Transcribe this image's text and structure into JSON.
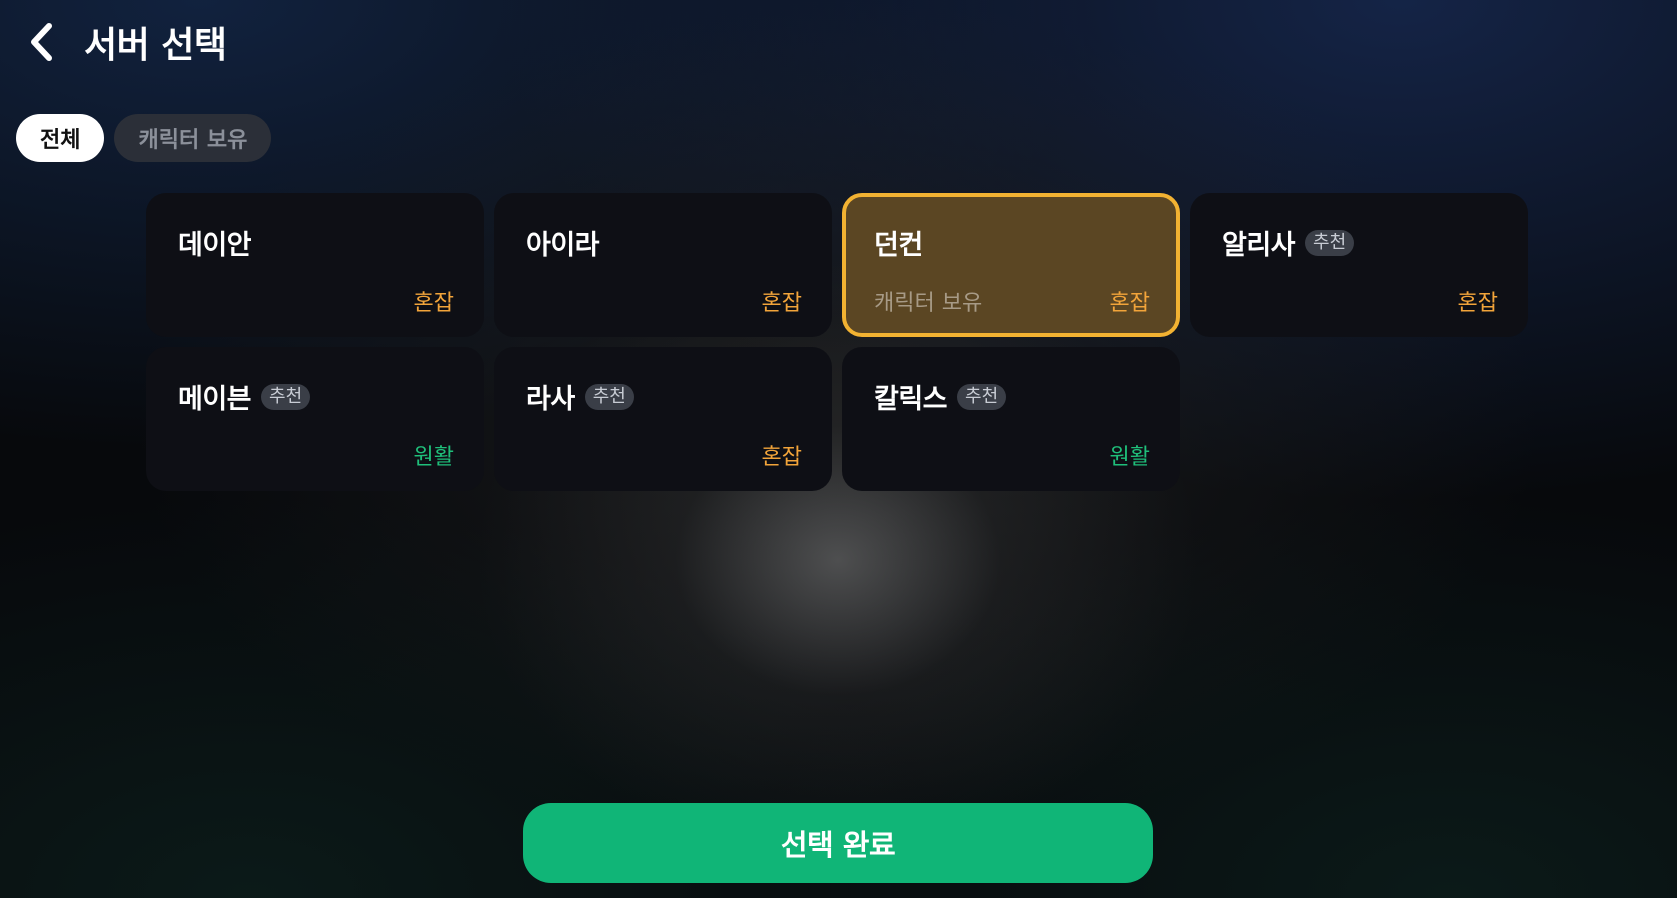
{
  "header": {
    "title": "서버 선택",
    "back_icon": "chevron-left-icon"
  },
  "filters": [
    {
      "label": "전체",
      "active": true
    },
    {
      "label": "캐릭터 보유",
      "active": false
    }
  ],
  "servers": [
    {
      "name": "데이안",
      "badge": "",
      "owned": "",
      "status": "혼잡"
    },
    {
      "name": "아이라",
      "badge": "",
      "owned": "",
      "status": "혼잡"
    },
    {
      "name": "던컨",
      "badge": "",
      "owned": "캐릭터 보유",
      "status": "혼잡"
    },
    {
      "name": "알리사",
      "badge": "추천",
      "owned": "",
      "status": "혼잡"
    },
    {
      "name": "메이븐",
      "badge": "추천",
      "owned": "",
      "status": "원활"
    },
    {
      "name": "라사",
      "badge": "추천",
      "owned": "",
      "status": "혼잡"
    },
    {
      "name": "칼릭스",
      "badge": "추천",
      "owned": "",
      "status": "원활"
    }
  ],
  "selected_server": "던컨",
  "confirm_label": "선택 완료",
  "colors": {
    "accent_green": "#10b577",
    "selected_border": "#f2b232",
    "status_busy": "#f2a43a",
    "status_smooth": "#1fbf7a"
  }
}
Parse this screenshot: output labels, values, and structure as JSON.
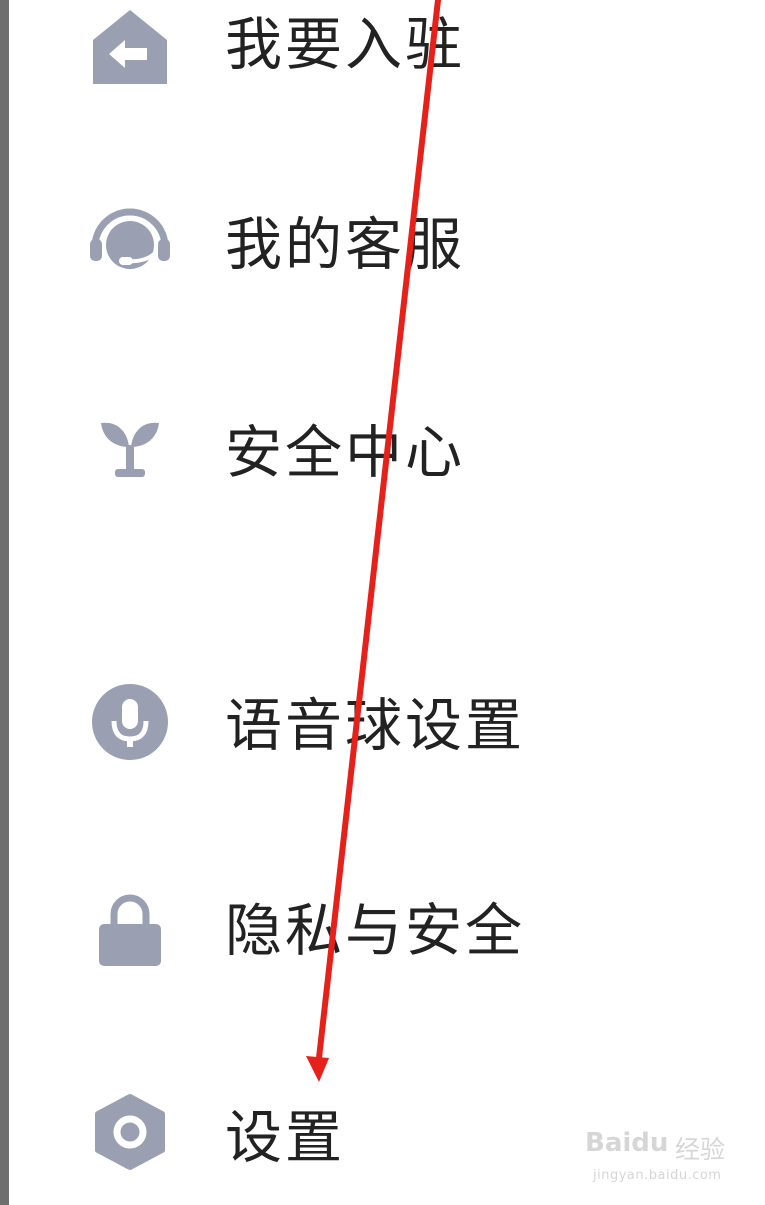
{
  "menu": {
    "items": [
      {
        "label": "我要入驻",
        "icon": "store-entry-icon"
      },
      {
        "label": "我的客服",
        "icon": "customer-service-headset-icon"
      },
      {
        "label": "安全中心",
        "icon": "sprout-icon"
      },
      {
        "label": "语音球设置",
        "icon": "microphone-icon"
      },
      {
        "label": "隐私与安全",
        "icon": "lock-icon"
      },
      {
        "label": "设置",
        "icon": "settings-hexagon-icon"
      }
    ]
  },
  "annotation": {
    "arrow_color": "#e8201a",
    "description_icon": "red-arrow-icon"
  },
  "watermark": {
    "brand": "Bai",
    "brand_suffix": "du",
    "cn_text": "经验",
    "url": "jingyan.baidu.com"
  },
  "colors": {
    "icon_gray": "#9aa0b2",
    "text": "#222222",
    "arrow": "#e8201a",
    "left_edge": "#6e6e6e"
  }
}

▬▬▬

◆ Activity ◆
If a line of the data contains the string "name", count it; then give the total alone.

◆ Answer to this problem ◆
7